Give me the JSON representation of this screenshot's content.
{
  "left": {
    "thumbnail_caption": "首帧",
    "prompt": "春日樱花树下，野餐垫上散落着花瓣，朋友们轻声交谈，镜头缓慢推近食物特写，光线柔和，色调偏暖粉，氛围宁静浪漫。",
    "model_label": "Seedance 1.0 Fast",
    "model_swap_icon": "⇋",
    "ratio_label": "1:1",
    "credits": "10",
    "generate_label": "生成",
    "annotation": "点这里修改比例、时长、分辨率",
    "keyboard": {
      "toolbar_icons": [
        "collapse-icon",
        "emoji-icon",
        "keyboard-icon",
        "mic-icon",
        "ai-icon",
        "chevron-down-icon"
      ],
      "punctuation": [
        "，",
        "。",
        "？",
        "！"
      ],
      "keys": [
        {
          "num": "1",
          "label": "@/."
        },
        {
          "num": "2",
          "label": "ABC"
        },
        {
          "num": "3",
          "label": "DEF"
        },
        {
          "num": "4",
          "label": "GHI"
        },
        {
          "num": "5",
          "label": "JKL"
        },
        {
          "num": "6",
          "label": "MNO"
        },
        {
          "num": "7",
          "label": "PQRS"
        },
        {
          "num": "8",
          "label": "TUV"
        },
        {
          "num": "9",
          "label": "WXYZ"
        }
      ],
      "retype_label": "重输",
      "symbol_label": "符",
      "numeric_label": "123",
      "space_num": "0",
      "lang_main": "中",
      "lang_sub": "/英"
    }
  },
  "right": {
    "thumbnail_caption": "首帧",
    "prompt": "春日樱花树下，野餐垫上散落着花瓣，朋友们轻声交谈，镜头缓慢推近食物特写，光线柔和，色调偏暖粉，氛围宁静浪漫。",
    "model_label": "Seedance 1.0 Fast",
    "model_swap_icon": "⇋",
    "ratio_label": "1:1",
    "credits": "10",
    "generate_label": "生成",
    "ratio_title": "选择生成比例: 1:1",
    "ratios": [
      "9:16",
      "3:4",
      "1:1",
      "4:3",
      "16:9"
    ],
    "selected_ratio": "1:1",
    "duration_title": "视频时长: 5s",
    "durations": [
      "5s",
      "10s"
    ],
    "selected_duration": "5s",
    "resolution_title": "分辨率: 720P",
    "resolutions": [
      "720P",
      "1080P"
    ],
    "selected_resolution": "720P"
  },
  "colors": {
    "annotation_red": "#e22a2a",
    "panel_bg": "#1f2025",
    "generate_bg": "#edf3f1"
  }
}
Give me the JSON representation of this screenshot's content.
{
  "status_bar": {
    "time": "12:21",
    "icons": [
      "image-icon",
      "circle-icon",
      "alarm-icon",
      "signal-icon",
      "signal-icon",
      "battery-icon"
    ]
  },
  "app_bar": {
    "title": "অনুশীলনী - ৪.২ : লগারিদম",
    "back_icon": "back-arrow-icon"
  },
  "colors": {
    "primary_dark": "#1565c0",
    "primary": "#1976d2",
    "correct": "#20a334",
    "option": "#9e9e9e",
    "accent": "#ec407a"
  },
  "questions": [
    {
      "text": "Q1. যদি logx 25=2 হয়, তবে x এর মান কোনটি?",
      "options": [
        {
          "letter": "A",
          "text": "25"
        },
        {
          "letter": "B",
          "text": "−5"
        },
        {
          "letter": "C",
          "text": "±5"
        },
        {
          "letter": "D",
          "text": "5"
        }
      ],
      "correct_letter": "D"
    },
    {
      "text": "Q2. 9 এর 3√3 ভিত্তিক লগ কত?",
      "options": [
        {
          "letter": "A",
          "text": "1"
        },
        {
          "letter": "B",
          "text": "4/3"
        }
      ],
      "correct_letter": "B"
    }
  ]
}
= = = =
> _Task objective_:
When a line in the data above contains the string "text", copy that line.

> _Written answer_:
      "text": "Q1. যদি logx 25=2 হয়, তবে x এর মান কোনটি?",
          "text": "25"
          "text": "−5"
          "text": "±5"
          "text": "5"
      "text": "Q2. 9 এর 3√3 ভিত্তিক লগ কত?",
          "text": "1"
          "text": "4/3"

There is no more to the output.